‘Semicolon; Seance IV’ is an electro-acoustic composition really, although voices and spoken word play a major part. Percussion and piano are to the fore, plus some clattering racket I can only allude to as “unseen banging about in a room”, but rendered in a very deliberate and composed way. The voice parts are delivered by the Svisch group, an ad-hoc ensemble featuring many notable Swedes, yapping out their avant-blather in stern manner. For instance the great Åke Hodell, whose 3-CD Verbal Brainwash is an unforgettable diatribe of harshly political text-sound attacks, is part of this team.
I wish I could get under the carapace of this difficult piece, and I suspect that even if I understood the Swedish language I would still be baffled by the utterances and sayings of the Svisch group. The text portions were apparently inspired by parapsychology, an abstruse enough field in the first place which leaves me stranded from the get-go, and the fundamental themes have probably been further mutated by passing through the complex brain filters of the great Bodin and his large cranium. An awareness of Öyvind Fahlström’s “happenings” of the early 1960s also fed into the piece, which may account for the tremendous sense of “moment” going on here. A mysterious, yet compelling series of episodes for us to process.

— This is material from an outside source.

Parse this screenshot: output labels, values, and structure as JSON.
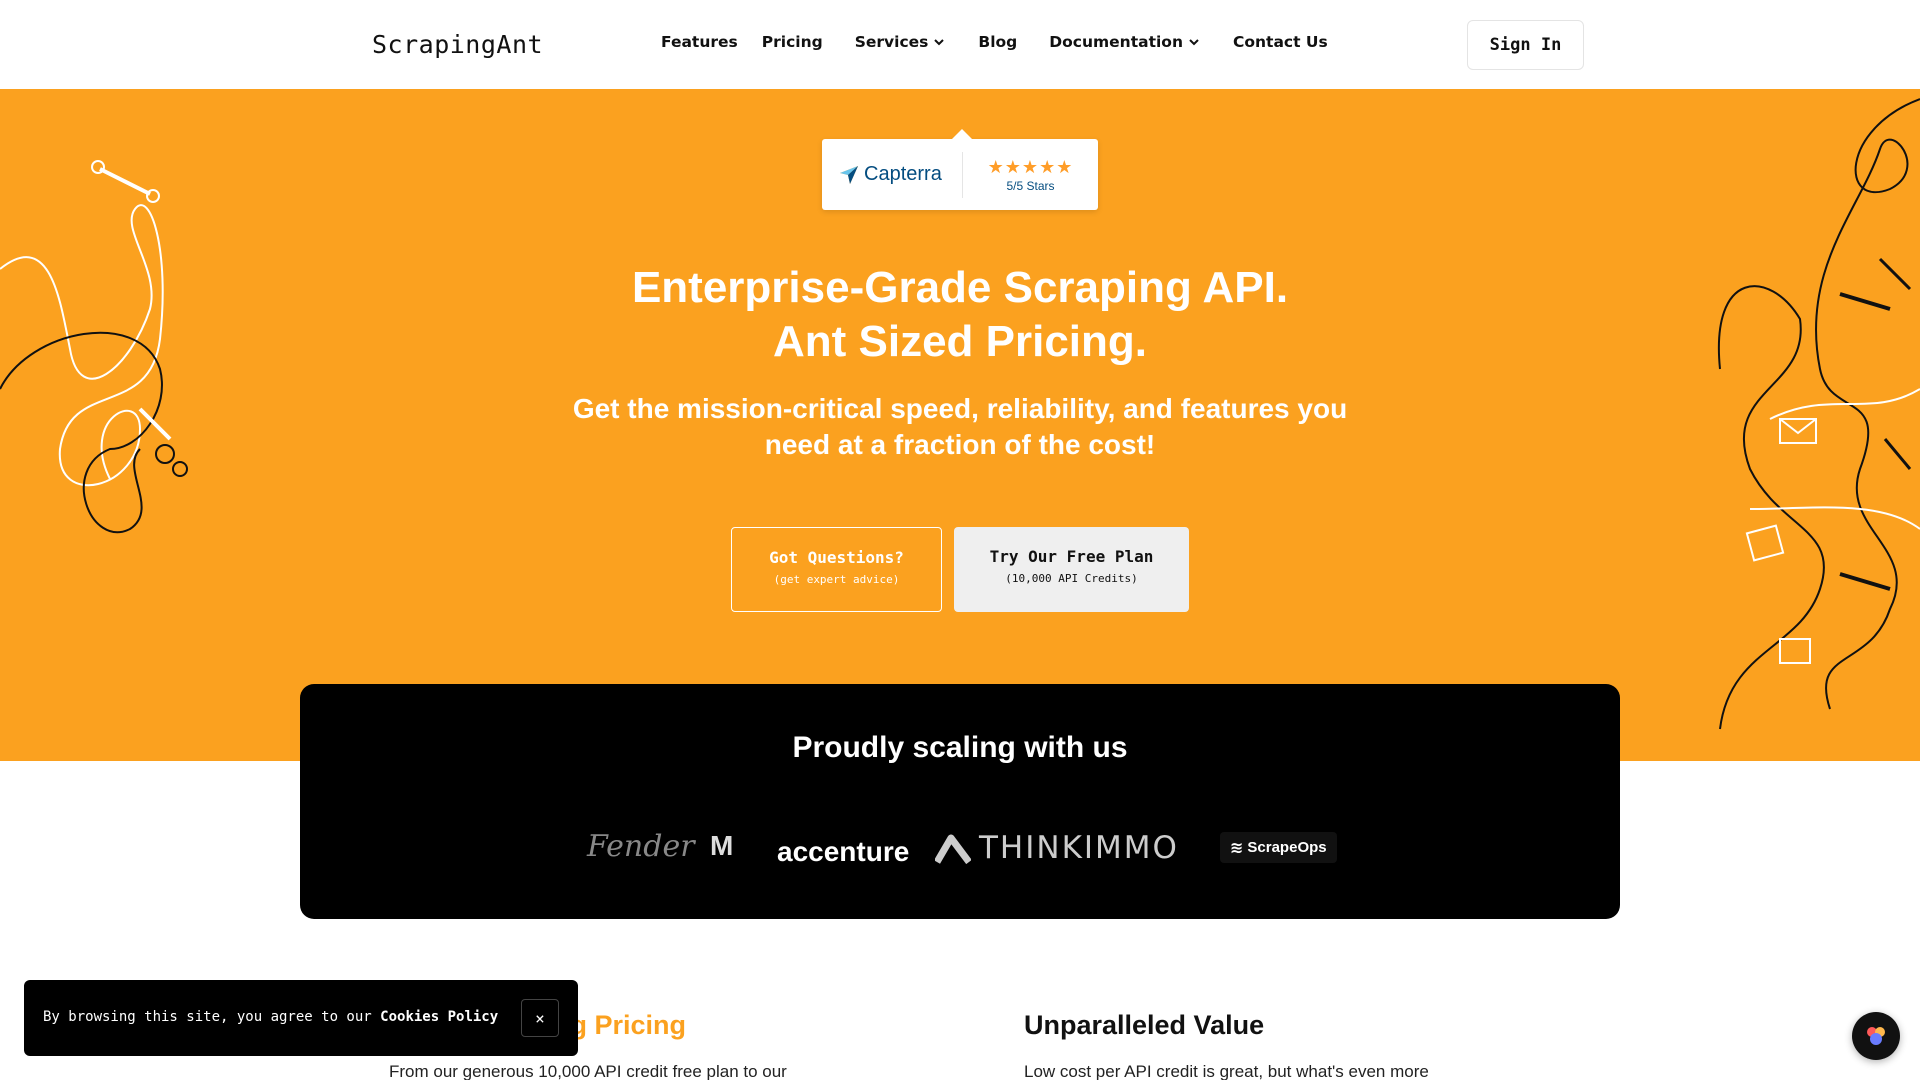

We’re also witnessing the rise of the EMS Studio in Stockholm as an important cultural force. ‘Semicolon’ was executed in the early 1960s at a time before EMS was as sophisticated as it now is; Bodin is at some pains to express what an achievement it was to realise the piece at all, and is effusive in his praise of Christer Grewin’s technical assistance. No wonder.